The indie business is cyclical, a sin wave of quiet and busy times. The peaks are high and the troughs are low.
When an indie is busy, there is nothing better, no higher high. They are working with great clients, creating amazing products, solving the unsolvable, slaying dragons and earning enough money to pay the bills.
But when an indie is quiet, there is nothing worse, no lower low. No clients to please, no products to create, no problems to solve, no dragons to slay and no income coming in.
Sure, we choose our pricing to take these down times into account. We know we’re not going to be fully employed. But it’s a balance trying to predict just how under-employed we will be and how much we can charge. Some years we have little or no down time and do well; other years, we have too much down time and do badly.
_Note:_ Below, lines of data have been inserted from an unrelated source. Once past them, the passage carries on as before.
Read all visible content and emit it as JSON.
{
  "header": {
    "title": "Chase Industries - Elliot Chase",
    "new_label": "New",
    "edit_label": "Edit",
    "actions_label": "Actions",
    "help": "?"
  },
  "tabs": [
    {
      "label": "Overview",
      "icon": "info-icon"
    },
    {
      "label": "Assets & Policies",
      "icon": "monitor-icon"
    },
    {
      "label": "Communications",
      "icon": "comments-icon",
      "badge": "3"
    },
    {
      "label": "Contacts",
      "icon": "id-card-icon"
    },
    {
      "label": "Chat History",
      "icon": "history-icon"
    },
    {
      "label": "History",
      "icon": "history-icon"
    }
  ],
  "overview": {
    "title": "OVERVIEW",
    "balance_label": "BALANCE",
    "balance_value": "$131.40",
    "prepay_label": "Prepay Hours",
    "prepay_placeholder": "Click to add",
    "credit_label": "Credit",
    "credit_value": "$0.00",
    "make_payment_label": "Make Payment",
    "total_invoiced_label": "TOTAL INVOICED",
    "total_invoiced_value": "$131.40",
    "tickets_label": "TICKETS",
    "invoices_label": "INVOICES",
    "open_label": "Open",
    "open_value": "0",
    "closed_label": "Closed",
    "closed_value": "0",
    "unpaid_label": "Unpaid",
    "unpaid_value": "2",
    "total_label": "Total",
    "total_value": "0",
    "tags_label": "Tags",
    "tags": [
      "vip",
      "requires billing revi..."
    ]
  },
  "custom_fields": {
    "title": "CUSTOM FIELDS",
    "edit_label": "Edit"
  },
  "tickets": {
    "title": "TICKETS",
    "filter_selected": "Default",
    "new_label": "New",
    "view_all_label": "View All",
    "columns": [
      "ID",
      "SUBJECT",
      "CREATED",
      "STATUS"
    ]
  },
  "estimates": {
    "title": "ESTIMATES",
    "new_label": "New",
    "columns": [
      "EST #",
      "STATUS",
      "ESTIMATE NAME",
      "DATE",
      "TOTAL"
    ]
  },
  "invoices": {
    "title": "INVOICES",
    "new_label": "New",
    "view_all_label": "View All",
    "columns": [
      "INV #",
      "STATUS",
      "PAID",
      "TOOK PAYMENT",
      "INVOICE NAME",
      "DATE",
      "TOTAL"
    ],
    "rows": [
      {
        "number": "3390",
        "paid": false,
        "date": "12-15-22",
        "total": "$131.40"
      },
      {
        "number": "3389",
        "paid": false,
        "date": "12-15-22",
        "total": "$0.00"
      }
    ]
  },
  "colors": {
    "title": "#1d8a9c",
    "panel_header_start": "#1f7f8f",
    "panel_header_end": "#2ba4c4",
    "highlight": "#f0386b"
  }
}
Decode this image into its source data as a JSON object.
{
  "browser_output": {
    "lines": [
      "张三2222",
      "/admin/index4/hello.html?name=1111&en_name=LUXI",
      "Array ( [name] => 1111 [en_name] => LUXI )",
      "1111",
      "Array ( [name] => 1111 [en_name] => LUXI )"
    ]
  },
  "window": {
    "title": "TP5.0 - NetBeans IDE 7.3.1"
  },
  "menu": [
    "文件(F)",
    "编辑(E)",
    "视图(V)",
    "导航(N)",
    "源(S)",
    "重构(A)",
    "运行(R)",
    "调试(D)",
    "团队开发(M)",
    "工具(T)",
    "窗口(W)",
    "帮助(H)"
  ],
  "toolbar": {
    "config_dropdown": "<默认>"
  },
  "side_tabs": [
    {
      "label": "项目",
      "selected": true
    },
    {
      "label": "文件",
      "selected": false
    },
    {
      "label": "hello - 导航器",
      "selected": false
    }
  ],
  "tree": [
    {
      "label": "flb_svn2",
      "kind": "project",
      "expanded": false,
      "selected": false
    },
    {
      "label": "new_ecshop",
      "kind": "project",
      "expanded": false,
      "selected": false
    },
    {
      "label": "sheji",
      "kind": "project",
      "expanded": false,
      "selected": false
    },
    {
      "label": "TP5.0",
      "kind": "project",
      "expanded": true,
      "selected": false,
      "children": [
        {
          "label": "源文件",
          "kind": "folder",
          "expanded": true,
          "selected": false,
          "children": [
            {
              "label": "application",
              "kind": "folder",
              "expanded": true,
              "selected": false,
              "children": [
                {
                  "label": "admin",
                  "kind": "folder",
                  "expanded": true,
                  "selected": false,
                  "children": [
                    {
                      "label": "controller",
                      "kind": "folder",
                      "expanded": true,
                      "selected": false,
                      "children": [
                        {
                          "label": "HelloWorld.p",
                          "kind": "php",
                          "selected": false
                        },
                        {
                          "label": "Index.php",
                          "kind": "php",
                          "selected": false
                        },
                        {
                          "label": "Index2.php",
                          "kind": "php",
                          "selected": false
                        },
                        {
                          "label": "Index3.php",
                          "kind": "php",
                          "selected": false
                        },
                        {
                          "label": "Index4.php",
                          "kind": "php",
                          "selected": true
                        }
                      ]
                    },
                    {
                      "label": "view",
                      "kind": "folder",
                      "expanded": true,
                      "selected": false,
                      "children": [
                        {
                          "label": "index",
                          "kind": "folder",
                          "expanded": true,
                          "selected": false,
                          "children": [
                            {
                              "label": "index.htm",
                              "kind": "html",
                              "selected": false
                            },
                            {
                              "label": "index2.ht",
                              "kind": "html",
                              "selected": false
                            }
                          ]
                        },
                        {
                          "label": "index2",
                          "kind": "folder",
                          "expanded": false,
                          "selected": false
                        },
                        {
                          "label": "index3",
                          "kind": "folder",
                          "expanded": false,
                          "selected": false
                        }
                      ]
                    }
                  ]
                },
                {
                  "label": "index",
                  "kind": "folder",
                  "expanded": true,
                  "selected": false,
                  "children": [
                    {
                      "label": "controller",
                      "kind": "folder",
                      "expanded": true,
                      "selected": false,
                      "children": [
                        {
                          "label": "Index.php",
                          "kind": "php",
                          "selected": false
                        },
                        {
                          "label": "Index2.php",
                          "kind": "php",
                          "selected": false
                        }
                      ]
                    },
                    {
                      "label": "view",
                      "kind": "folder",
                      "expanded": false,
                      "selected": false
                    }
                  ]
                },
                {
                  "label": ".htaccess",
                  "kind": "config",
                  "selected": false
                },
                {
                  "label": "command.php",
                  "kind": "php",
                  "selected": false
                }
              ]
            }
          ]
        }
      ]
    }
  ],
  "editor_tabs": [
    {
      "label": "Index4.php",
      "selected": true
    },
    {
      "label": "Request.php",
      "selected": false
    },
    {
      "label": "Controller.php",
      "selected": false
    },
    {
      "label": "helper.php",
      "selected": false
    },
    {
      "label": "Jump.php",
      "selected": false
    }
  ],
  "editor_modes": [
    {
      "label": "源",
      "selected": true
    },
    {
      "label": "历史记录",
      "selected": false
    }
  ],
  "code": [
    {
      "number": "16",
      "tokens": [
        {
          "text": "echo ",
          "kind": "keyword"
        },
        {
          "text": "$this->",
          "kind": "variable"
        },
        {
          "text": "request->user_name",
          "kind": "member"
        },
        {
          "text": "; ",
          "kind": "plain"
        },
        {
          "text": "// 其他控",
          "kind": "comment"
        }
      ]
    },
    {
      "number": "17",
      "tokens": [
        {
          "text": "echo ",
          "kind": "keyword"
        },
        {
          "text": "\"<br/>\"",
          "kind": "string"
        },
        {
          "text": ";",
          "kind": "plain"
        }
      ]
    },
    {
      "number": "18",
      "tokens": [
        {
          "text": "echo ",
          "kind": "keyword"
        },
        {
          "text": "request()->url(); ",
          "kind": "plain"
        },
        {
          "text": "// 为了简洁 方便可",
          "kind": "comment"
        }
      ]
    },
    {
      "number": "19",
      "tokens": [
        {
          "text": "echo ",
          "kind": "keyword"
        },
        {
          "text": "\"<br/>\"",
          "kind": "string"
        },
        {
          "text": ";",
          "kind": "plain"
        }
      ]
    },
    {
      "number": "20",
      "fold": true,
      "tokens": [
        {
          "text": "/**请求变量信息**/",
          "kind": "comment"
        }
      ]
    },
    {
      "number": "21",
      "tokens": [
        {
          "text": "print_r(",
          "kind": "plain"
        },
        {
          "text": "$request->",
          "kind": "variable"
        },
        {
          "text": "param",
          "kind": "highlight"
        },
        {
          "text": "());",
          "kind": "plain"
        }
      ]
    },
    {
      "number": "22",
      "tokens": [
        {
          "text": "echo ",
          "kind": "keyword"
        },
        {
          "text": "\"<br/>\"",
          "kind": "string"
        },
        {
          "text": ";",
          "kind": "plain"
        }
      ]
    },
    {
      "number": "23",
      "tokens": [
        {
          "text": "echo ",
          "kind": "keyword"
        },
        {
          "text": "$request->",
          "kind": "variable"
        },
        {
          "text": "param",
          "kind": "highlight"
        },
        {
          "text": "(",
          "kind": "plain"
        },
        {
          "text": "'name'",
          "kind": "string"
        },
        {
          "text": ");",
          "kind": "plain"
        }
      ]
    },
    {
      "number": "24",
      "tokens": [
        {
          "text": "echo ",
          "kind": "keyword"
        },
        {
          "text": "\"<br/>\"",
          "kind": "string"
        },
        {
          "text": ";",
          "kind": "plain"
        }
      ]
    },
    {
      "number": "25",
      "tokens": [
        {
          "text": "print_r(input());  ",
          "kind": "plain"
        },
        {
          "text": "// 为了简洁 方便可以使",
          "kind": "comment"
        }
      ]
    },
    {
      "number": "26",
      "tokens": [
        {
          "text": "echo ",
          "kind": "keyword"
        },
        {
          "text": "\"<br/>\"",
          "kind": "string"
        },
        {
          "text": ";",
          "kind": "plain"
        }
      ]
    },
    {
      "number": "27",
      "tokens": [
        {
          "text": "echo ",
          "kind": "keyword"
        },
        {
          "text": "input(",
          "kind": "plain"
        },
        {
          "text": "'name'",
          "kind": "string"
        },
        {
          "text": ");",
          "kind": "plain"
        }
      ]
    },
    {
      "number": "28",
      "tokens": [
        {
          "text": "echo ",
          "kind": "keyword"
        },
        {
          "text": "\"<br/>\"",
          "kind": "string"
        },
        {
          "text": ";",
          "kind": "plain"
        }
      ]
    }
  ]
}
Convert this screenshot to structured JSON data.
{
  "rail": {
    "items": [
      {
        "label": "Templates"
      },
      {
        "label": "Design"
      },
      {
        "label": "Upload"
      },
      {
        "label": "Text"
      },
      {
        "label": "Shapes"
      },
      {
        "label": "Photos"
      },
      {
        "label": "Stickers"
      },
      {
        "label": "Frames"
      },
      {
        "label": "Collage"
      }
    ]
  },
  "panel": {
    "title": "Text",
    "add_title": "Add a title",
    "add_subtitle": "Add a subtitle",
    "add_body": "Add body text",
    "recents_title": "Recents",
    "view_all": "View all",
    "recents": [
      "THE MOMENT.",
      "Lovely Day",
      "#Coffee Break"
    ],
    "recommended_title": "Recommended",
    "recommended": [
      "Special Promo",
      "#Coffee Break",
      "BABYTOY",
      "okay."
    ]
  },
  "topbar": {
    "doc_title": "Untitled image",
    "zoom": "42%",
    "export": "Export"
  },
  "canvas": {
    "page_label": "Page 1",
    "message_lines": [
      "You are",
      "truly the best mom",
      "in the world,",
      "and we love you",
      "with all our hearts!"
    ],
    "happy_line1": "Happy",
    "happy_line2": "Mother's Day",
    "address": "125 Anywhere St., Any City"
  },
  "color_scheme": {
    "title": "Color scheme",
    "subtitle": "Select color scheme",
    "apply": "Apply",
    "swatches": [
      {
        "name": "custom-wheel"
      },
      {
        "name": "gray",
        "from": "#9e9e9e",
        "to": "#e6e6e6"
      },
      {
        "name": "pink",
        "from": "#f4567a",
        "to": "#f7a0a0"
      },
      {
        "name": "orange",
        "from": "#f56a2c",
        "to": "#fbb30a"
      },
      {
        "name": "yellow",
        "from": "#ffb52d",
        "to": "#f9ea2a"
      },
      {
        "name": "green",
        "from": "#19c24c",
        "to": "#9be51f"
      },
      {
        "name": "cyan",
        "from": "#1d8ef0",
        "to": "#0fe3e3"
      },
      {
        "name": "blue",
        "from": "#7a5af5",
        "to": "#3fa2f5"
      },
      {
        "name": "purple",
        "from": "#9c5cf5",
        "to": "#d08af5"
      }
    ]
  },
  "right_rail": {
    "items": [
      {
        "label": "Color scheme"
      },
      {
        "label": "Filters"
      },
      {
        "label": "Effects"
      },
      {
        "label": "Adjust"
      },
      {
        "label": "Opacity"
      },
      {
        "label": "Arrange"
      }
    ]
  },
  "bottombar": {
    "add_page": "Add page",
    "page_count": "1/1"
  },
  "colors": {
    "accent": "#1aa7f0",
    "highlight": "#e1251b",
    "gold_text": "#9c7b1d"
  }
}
These ups and downs are caused by a singular constraint, the indie themselves, the fact that they are a one person band. It’s hard to spend the time to market themselves and to create brilliant products for clients at the same time. So the marketing stops. As a result, when the products are shipped and the current clients satisfied, most indies have no next client or project to work on. They have had no time to market.
And the down-cycle begins.
Creating product is fun, it’s what we love to do. Finding new clients is not fun, it’s hard work, and most leads are dead ends. Finding clients takes time, the process slow. There’s the initial conversation, thinking time, more discussion, proposal, more conversation, iterations, and finally if and only if all these steps get completed, the signing of the contract and kickoff. While marketing, there’s no work to do, no income coming in, no nothing for an indie until the contract is signed and the retainer paid.
And the lows are not short lows, they always take too long, or certainly feel that way. One could argue that the indie gets to create a whole new indie business from scratch each cycle. Make new contacts, let people know they are available, and start following leads. And to make the lows lower, I believe a 90-10 rule applies to the marketing process. Only 10% of first conversations move on to a second conversations, 10% of those get to the proposal stage, 10% of those iterate and 10% of those generate a contract.
There are some famous indies out there who do not have this problem. Leads seek them out and leads are prepared to wait to get their slot to be served by those indies. Good for them. They have succeeded in building a brand as well as a sustainable business. As an indie, I am proud of their success and wish them the best. That is the business I and all other indies are striving to build too.
But the majority of indies do not have the brand recognition or the patient leads. If we are busy and a lead calls up, they do not wait for us to become available, they simply go elsewhere and we never hear from them again.
And when we’re quiet and leads are not calling in, or the first conversations are not going anywhere, or the pre-sales process is dragging on for far too long, we indies wonder why we do this. We wonder if we can get to the next contract before our emotions or businesses fail.
Each time we hit a low, we wonder: Is this the end?